74 days after the iPhone was introduced at $600 a pop (six hundred dollars), one million were sold. The Droid, at $200: 1.05 million. The Nexus One? An estimated 135,000 units. By any measure, that's a total sales flop.
These numbers don't add up because the phone is good.
The Nexus One is only sold online and though T-Mobile, but 135,000 units is a ridiculously tiny amount. Especially when the Nexus One was announced for a long time on the most popular web page in the world: The Google home page. Only the Nexus One and Google's Chrome have been announced in that sacred place, which is used by a gigazillion people every day. It's the most watched, most expensive advertising spot on the planet.
Even worse: The sales rate is declining. After its first month, the Nexus One sold 80,000 units. That's means that only 55,000 additional units sold in the next month. For a cellphone that is being named and talked about every single day by every single tech publication, and often mentioned in the mainstream media, that's quite embarrassing.
Why is this happening? Again, the Nexus One is a nice cellphone. Is it really that you can only buy it online? The iPad sold online, for a higher price and without no phone capabilities, yet it sold an estimated 152,000 units in the first weekend. And products like the Kindle are doing good sales with an online-only sales model.
The problem doesn't seem to be about awareness of the product, either.

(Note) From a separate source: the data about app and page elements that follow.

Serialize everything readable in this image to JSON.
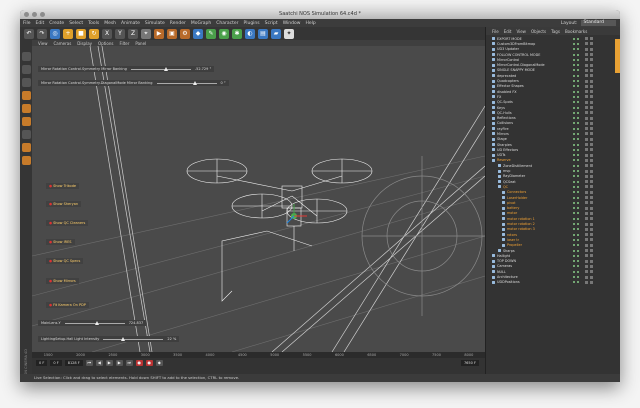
{
  "window": {
    "title": "Saatchi NOS Simulation 64.c4d *"
  },
  "menu": [
    "File",
    "Edit",
    "Create",
    "Select",
    "Tools",
    "Mesh",
    "Animate",
    "Simulate",
    "Render",
    "MoGraph",
    "Character",
    "Plugins",
    "Script",
    "Window",
    "Help"
  ],
  "layout": {
    "label": "Layout:",
    "value": "Standard"
  },
  "viewport": {
    "menu": [
      "View",
      "Cameras",
      "Display",
      "Options",
      "Filter",
      "Panel"
    ],
    "label": "Perspective",
    "sliders": [
      {
        "label": "Mirror Rotation Control.Symmetry Mirror Banking",
        "value": "-52.729 °",
        "fraction": 0.55
      },
      {
        "label": "Mirror Rotation Control.Symmetry.DiagonalMode Mirror Banking",
        "value": "0 °",
        "fraction": 0.6
      },
      {
        "label": "MainLens.Y",
        "value": "724.837",
        "fraction": 0.5
      },
      {
        "label": "LightingSetup.Hall Light Intensity",
        "value": "22 %",
        "fraction": 0.3
      }
    ],
    "buttons": [
      "Show Trikode",
      "Show Sheryan",
      "Show QC Cleaners",
      "Show IRES",
      "Show QC Specs",
      "Show Mirrors",
      "Fit Kamera On PDP"
    ]
  },
  "timeline": {
    "ticks": [
      "1500",
      "2000",
      "2500",
      "3000",
      "3500",
      "4000",
      "4500",
      "5000",
      "5500",
      "6000",
      "6500",
      "7000",
      "7500",
      "8000"
    ],
    "current": "0 F",
    "start": "0 F",
    "end": "8128 F",
    "frame_right": "7650 F"
  },
  "status": "Live Selection: Click and drag to select elements. Hold down SHIFT to add to the selection, CTRL to remove.",
  "objects": {
    "menu": [
      "File",
      "Edit",
      "View",
      "Objects",
      "Tags",
      "Bookmarks"
    ],
    "items": [
      {
        "name": "EXPORT MODE",
        "orange": false
      },
      {
        "name": "Custom3DFromBitmap",
        "orange": false
      },
      {
        "name": "UD3 Updater",
        "orange": false
      },
      {
        "name": "FOLLOW CONTROL MODE",
        "orange": false
      },
      {
        "name": "MirrorControl",
        "orange": false
      },
      {
        "name": "MirrorControl.DiagonalMode",
        "orange": false
      },
      {
        "name": "SINGLE SNAPPY MODE",
        "orange": false
      },
      {
        "name": "deprecated",
        "orange": false
      },
      {
        "name": "Quadcopters",
        "orange": false
      },
      {
        "name": "Effector Shapes",
        "orange": false
      },
      {
        "name": "disabled FX",
        "orange": false
      },
      {
        "name": "FX",
        "orange": false
      },
      {
        "name": "QC-Spots",
        "orange": false
      },
      {
        "name": "Keys",
        "orange": false
      },
      {
        "name": "QC-Hulls",
        "orange": false
      },
      {
        "name": "Reflections",
        "orange": false
      },
      {
        "name": "Collisions",
        "orange": false
      },
      {
        "name": "rayFire",
        "orange": false
      },
      {
        "name": "Mirrors",
        "orange": false
      },
      {
        "name": "Stage",
        "orange": false
      },
      {
        "name": "Sharpies",
        "orange": false
      },
      {
        "name": "UD Effectors",
        "orange": false
      },
      {
        "name": "UDTs",
        "orange": false
      },
      {
        "name": "Reserve",
        "orange": true
      },
      {
        "name": "ZoneDistillement",
        "orange": false
      },
      {
        "name": "mvp",
        "orange": false
      },
      {
        "name": "RayDiameter",
        "orange": false
      },
      {
        "name": "QCSeat",
        "orange": false
      },
      {
        "name": "QC",
        "orange": true
      },
      {
        "name": "Connectors",
        "orange": true
      },
      {
        "name": "LaserHolder",
        "orange": true
      },
      {
        "name": "pivot",
        "orange": true
      },
      {
        "name": "battery",
        "orange": true
      },
      {
        "name": "motor",
        "orange": true
      },
      {
        "name": "motor rotation 1",
        "orange": true
      },
      {
        "name": "motor rotation 2",
        "orange": true
      },
      {
        "name": "motor rotation 3",
        "orange": true
      },
      {
        "name": "rotors",
        "orange": true
      },
      {
        "name": "laser tr",
        "orange": true
      },
      {
        "name": "Propeller",
        "orange": true
      },
      {
        "name": "Sharps",
        "orange": false
      },
      {
        "name": "Hallight",
        "orange": false
      },
      {
        "name": "TOP DOWN",
        "orange": false
      },
      {
        "name": "Cameras",
        "orange": false
      },
      {
        "name": "NULL",
        "orange": false
      },
      {
        "name": "Architecture",
        "orange": false
      },
      {
        "name": "UDDPositions",
        "orange": false
      }
    ]
  }
}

According to Crowdscience latest market study:
Awareness of the Google Nexus One phone itself following launch was found to be 91% amongst iPhone users, 75% amongst Blackberry users, and 73% amongst users of other smartphones.
So, practically, most of the smartphone users out there know about the Nexus One.